INSTRUCTIONS FOR THE TASK: Please copy each line from the entries that contains the string "Your".

PROVIDED MATERIAL:
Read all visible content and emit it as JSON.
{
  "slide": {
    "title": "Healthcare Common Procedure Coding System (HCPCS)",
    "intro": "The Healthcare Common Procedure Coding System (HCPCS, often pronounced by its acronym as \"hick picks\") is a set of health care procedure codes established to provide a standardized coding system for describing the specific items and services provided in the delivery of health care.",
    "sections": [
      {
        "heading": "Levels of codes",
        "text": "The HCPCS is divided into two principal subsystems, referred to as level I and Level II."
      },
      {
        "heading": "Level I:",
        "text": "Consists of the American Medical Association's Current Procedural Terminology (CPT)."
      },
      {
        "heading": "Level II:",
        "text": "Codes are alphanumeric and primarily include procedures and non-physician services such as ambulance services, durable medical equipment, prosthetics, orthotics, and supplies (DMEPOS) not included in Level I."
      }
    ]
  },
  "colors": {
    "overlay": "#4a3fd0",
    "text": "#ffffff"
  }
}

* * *

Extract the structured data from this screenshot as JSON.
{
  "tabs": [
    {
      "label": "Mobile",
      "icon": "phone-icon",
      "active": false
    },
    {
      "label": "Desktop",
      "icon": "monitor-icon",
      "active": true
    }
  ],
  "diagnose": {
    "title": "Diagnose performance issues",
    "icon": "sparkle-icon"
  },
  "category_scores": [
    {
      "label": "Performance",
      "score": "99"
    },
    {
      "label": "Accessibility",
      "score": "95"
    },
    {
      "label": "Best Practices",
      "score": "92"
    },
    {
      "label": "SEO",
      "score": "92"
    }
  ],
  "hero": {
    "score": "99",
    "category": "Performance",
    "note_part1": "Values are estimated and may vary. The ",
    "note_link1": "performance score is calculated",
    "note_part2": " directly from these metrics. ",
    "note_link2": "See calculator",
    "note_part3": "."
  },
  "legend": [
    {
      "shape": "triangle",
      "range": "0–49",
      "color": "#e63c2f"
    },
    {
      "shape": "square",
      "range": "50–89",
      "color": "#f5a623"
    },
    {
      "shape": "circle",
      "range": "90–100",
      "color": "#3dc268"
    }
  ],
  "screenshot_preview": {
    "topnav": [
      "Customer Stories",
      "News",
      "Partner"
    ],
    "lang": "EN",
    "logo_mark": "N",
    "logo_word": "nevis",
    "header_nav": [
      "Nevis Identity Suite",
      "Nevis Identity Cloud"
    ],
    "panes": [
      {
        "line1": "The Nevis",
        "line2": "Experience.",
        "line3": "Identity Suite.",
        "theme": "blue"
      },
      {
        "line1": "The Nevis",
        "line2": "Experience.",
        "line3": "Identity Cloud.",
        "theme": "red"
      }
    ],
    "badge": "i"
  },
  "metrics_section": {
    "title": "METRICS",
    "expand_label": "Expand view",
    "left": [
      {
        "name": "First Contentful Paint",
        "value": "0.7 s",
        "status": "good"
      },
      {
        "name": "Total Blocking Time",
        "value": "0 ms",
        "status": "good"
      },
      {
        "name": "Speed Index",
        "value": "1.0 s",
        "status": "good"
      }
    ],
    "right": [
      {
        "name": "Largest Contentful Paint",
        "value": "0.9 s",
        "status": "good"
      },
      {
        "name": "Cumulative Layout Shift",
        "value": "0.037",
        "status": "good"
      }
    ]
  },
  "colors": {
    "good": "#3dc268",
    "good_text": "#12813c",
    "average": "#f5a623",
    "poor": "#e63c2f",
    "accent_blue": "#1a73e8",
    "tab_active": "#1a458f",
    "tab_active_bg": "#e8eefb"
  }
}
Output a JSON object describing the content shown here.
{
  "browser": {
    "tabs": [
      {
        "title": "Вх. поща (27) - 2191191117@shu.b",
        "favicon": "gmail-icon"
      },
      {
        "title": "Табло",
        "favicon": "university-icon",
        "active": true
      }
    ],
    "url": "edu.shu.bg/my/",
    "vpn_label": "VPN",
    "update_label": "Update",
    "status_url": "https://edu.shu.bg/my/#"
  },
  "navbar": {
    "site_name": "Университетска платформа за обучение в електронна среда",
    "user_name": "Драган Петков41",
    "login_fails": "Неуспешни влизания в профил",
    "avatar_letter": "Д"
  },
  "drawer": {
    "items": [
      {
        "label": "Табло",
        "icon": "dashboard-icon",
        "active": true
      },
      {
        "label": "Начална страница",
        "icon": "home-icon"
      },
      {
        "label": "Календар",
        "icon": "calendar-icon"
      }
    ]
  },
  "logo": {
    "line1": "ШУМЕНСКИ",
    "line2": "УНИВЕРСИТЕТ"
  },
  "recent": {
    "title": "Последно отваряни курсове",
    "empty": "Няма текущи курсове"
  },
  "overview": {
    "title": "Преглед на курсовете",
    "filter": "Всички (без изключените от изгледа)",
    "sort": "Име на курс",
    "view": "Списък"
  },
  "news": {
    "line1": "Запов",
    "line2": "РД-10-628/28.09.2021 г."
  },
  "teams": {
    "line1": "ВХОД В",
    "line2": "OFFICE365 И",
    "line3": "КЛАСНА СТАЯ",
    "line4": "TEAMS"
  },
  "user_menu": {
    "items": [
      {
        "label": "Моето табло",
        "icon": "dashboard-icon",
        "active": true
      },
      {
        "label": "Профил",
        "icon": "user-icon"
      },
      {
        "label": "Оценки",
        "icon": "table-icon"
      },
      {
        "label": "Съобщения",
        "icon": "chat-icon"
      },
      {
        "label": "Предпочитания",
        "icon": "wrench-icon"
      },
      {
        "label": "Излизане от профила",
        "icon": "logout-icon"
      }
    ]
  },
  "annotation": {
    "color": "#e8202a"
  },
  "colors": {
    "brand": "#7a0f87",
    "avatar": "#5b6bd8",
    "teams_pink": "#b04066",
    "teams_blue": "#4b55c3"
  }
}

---

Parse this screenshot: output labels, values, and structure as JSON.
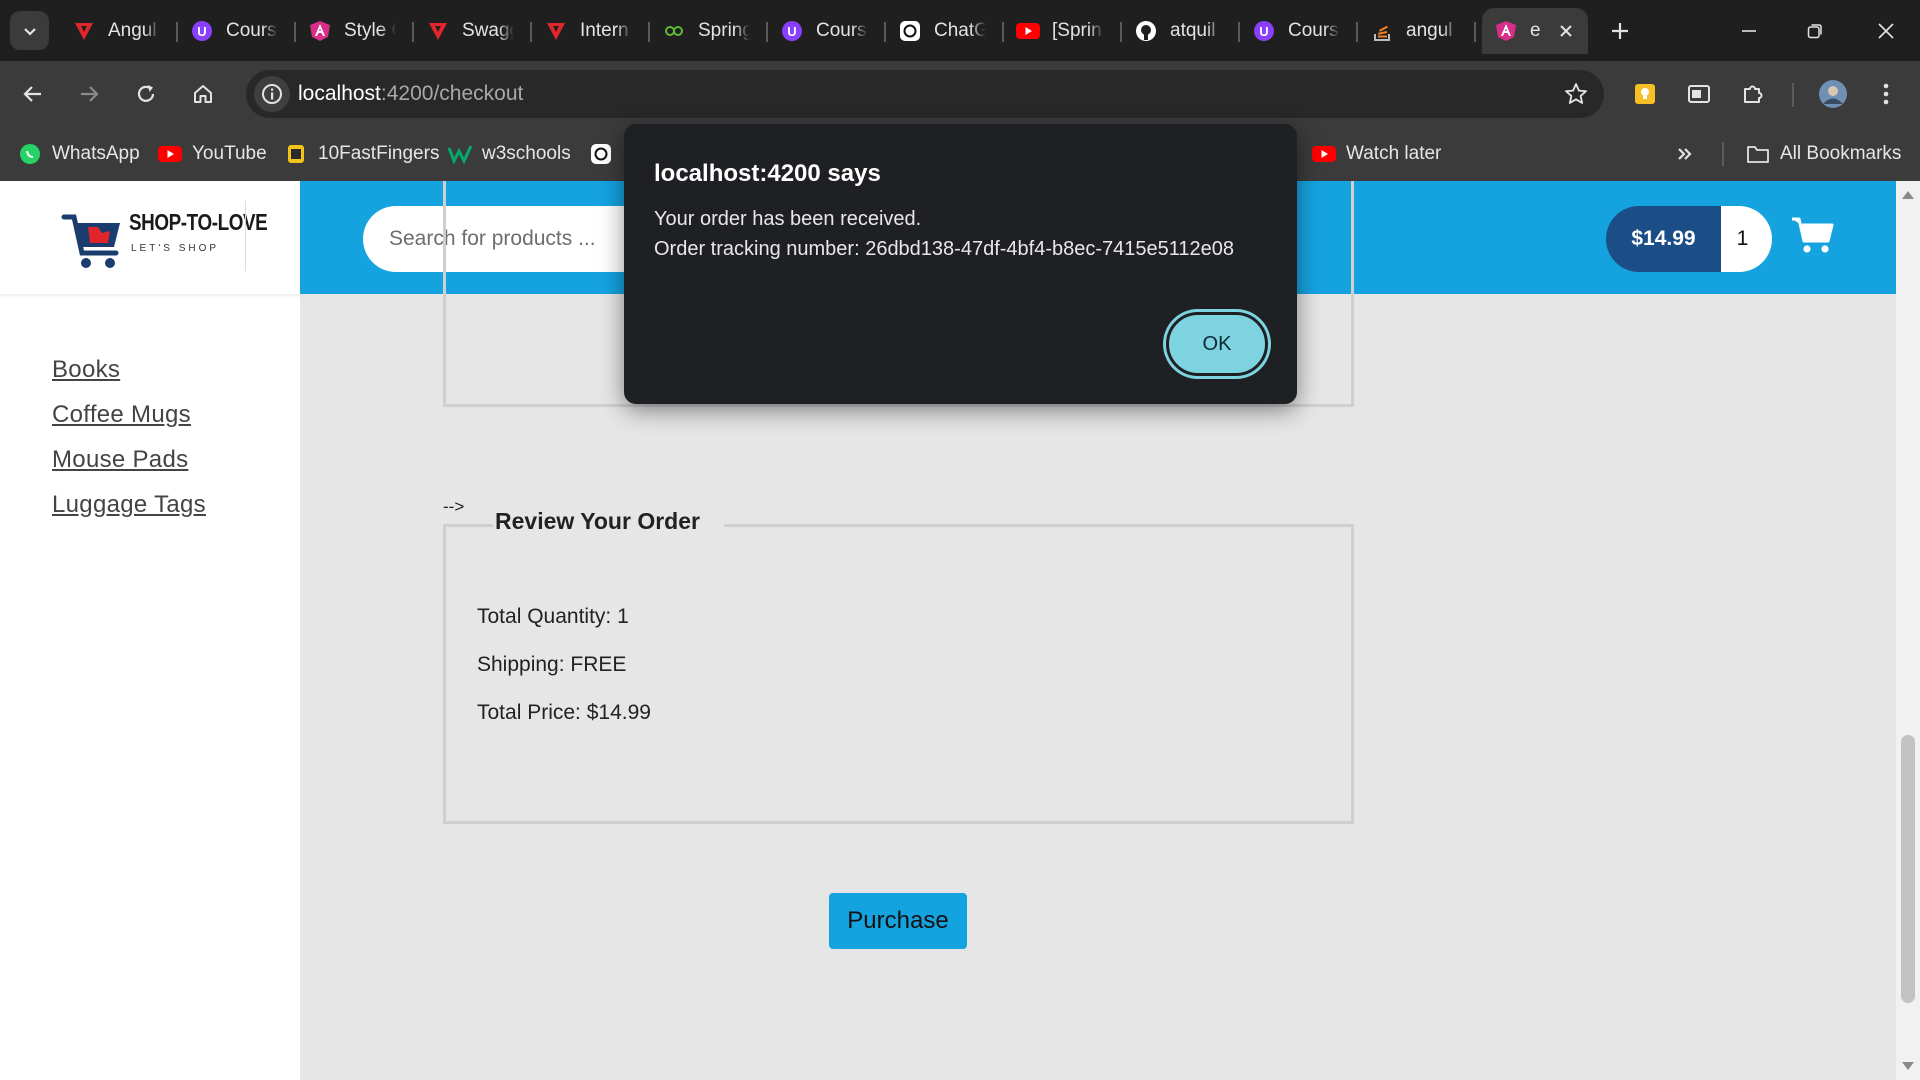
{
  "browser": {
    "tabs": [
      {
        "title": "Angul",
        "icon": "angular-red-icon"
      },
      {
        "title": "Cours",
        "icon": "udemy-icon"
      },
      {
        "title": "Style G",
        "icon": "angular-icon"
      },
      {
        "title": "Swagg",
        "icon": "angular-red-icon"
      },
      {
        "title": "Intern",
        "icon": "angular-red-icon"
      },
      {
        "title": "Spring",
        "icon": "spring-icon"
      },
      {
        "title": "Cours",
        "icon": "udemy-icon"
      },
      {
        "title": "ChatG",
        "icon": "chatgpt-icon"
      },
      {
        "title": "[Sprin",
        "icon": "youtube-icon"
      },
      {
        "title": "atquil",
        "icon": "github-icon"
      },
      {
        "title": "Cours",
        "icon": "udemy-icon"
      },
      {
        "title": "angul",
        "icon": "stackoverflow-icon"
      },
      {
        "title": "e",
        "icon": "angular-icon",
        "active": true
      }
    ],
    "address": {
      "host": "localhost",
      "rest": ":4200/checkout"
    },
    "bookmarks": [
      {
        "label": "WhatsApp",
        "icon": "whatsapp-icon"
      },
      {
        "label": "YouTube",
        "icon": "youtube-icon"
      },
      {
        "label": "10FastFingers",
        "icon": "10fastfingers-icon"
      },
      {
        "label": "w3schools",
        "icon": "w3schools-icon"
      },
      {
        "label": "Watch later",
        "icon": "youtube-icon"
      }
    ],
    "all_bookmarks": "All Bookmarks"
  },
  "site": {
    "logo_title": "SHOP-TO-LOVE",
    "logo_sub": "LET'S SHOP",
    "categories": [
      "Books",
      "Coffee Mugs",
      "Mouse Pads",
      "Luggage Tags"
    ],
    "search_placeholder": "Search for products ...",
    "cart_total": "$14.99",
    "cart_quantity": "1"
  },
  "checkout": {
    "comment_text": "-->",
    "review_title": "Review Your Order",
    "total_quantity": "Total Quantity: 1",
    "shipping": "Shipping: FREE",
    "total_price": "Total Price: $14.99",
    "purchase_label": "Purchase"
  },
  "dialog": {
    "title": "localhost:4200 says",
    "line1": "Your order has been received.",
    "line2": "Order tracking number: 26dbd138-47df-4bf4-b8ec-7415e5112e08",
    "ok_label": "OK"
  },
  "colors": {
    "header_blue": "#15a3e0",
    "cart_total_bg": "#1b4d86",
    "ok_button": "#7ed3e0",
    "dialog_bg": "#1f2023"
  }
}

RESULT FOR THIS EXERCISE:
    "review_title": "Review Your Order",
    "line1": "Your order has been received.",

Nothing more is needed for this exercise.